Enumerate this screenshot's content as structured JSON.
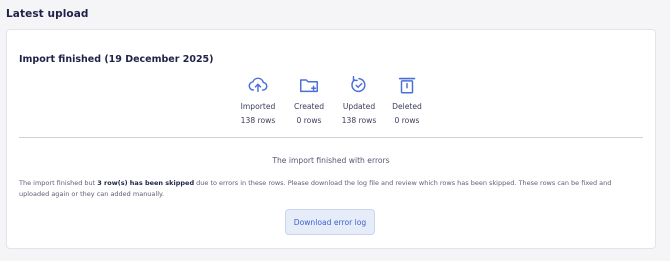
{
  "section": {
    "title": "Latest upload"
  },
  "import": {
    "title": "Import finished (19 December 2025)",
    "stats": [
      {
        "icon": "cloud-upload-icon",
        "label": "Imported",
        "value": "138 rows"
      },
      {
        "icon": "folder-plus-icon",
        "label": "Created",
        "value": "0 rows"
      },
      {
        "icon": "refresh-icon",
        "label": "Updated",
        "value": "138 rows"
      },
      {
        "icon": "trash-icon",
        "label": "Deleted",
        "value": "0 rows"
      }
    ],
    "status": "The import finished with errors",
    "message_pre": "The import finished but ",
    "message_bold": "3 row(s) has been skipped",
    "message_post": " due to errors in these rows. Please download the log file and review which rows has been skipped. These rows can be fixed and uploaded again or they can added manually.",
    "download_label": "Download error log"
  },
  "colors": {
    "accent": "#3a61d1",
    "icon": "#4a6fd8",
    "title": "#1e2247",
    "button_bg": "#e7ecf9"
  }
}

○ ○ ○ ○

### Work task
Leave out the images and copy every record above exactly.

### Written reply
Enumerate this screenshot's content as structured JSON.
{
  "section": {
    "title": "Latest upload"
  },
  "import": {
    "title": "Import finished (19 December 2025)",
    "stats": [
      {
        "icon": "cloud-upload-icon",
        "label": "Imported",
        "value": "138 rows"
      },
      {
        "icon": "folder-plus-icon",
        "label": "Created",
        "value": "0 rows"
      },
      {
        "icon": "refresh-icon",
        "label": "Updated",
        "value": "138 rows"
      },
      {
        "icon": "trash-icon",
        "label": "Deleted",
        "value": "0 rows"
      }
    ],
    "status": "The import finished with errors",
    "message_pre": "The import finished but ",
    "message_bold": "3 row(s) has been skipped",
    "message_post": " due to errors in these rows. Please download the log file and review which rows has been skipped. These rows can be fixed and uploaded again or they can added manually.",
    "download_label": "Download error log"
  },
  "colors": {
    "accent": "#3a61d1",
    "icon": "#4a6fd8",
    "title": "#1e2247",
    "button_bg": "#e7ecf9"
  }
}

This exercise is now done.